In a talk on with Jason Friedman, Daryl Morey gives the best explanation I've seen as to why so many teams are content to have well-covered superstars take incredibly difficult shots with the game on the line.
We’ve talked so much over the last few years about having that star come crunch time and all the mythology behind that. This team in particular though seems to fare pretty well and execute at an above average rate in clutch situations, even without having that traditional “closer.”

I think the reality is that no one is any good at crunch time. I think if you’ve got a guy who can create his own shot then you’re better off than not.

I think the biggest misnomer people have … I’ve seen a lot of things like, ‘You should run a play. You should just do your normal things.’ Well, the reason why teams go with a particular isolation play, even though that often has a low efficiency because it’s just hard to score for anybody, I don’t care how good you are, is not because teams think that’s optimal for scoring, it’s because it’s optimal for controlling the amount of time the other team has after the play. If you’re just running a set and a team jumps it or tries to disrupt it, it can really change the timing of when your shot goes off and it’s a massive, massive difference how many ticks are left when the other team gets the ball.

So a lot of what people want to criticize coaches for which is ‘Don’t they know that guy is bad in isolation; don’t they know this?’ -- it’s really because they’re not, in my opinion, thinking about the big picture which is controlling the clock the other way in terms of when your opponent gets the ball back. Even three seconds with an advance of the ball is a huge difference versus only having one second.

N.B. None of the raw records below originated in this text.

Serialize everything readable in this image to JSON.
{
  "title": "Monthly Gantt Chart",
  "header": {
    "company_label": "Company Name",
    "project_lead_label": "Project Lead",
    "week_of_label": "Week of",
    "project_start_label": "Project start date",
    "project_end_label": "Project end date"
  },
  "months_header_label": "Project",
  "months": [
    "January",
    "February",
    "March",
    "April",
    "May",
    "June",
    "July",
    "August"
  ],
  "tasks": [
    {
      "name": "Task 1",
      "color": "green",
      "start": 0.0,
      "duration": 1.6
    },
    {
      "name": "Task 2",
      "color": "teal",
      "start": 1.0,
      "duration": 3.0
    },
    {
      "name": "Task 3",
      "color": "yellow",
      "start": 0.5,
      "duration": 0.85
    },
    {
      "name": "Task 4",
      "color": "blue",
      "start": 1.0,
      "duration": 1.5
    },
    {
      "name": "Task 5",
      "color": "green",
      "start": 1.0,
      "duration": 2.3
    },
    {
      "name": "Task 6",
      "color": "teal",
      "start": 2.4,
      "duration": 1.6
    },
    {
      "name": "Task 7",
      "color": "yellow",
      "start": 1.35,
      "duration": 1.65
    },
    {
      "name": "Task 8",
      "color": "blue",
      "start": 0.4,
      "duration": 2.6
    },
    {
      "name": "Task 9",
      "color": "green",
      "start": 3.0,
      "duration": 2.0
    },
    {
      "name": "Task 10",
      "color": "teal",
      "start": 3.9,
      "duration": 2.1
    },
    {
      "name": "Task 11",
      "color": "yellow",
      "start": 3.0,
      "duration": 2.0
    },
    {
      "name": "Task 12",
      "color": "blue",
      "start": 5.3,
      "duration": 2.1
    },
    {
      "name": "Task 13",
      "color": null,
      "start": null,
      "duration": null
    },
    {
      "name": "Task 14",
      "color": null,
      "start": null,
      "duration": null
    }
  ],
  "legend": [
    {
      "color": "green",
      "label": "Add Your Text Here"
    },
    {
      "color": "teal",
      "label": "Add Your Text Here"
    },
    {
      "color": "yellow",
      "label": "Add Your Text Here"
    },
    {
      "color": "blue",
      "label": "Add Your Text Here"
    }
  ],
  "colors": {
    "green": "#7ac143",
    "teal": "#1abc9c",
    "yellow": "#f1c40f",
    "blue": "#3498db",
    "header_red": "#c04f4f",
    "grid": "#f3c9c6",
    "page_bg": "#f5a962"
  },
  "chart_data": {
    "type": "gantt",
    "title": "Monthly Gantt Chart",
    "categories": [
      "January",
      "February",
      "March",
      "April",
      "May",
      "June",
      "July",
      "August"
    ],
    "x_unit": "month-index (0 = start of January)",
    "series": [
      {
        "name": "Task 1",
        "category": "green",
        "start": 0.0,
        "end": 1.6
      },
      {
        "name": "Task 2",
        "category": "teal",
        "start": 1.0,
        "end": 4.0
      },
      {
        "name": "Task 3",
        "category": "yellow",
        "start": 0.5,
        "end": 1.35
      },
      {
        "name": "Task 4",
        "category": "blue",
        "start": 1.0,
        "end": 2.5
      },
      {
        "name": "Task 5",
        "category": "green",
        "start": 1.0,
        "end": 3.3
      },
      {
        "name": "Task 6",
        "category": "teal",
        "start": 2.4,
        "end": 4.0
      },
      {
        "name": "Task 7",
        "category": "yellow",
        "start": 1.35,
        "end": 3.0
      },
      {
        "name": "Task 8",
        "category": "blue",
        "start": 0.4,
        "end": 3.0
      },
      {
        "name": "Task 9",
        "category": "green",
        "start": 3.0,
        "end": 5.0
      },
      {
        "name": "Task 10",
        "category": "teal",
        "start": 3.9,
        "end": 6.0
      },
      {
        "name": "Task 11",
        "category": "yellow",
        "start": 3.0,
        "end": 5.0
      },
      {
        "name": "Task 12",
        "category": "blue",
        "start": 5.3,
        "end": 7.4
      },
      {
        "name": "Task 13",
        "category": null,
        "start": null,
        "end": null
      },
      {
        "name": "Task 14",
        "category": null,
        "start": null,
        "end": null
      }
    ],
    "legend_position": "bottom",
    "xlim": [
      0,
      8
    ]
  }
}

The efficiency drop based on you controlling the clock the other way is a massive difference.

Three thoughts: Statistical support for this story from